··· Source information ···

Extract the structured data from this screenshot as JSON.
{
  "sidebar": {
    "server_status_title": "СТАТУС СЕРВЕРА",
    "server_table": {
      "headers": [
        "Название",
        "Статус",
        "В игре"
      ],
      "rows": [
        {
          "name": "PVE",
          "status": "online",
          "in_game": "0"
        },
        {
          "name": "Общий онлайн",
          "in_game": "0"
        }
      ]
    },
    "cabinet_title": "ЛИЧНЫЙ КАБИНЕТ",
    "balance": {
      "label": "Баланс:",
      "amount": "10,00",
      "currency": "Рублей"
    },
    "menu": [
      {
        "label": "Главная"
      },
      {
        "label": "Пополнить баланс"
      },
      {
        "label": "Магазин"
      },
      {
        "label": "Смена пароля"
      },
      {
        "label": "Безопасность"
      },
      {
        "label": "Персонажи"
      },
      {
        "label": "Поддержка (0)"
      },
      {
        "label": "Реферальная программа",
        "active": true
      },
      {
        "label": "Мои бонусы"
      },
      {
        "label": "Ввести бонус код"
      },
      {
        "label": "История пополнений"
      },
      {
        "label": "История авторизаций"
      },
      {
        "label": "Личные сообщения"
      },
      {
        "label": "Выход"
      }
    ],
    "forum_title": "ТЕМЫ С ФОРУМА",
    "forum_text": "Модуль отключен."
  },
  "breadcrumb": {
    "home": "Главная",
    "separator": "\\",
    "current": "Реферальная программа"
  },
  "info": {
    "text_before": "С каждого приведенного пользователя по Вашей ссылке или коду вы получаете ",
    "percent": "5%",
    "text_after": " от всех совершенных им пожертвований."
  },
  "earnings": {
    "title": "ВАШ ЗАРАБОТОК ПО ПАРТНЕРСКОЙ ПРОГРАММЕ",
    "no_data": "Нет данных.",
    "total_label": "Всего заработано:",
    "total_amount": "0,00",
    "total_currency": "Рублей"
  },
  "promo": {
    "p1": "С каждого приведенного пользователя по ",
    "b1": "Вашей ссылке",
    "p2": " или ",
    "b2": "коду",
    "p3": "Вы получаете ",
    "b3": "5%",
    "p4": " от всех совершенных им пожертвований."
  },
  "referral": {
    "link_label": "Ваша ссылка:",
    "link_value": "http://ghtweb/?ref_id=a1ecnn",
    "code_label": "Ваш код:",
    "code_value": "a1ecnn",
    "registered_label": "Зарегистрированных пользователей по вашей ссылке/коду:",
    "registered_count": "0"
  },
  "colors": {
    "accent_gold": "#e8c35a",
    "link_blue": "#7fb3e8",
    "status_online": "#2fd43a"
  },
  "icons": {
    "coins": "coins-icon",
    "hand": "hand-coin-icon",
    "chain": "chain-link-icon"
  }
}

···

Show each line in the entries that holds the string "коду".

→ Response
    "text_before": "С каждого приведенного пользователя по Вашей ссылке или коду вы получаете ",
    "b2": "коду",
    "registered_label": "Зарегистрированных пользователей по вашей ссылке/коду:",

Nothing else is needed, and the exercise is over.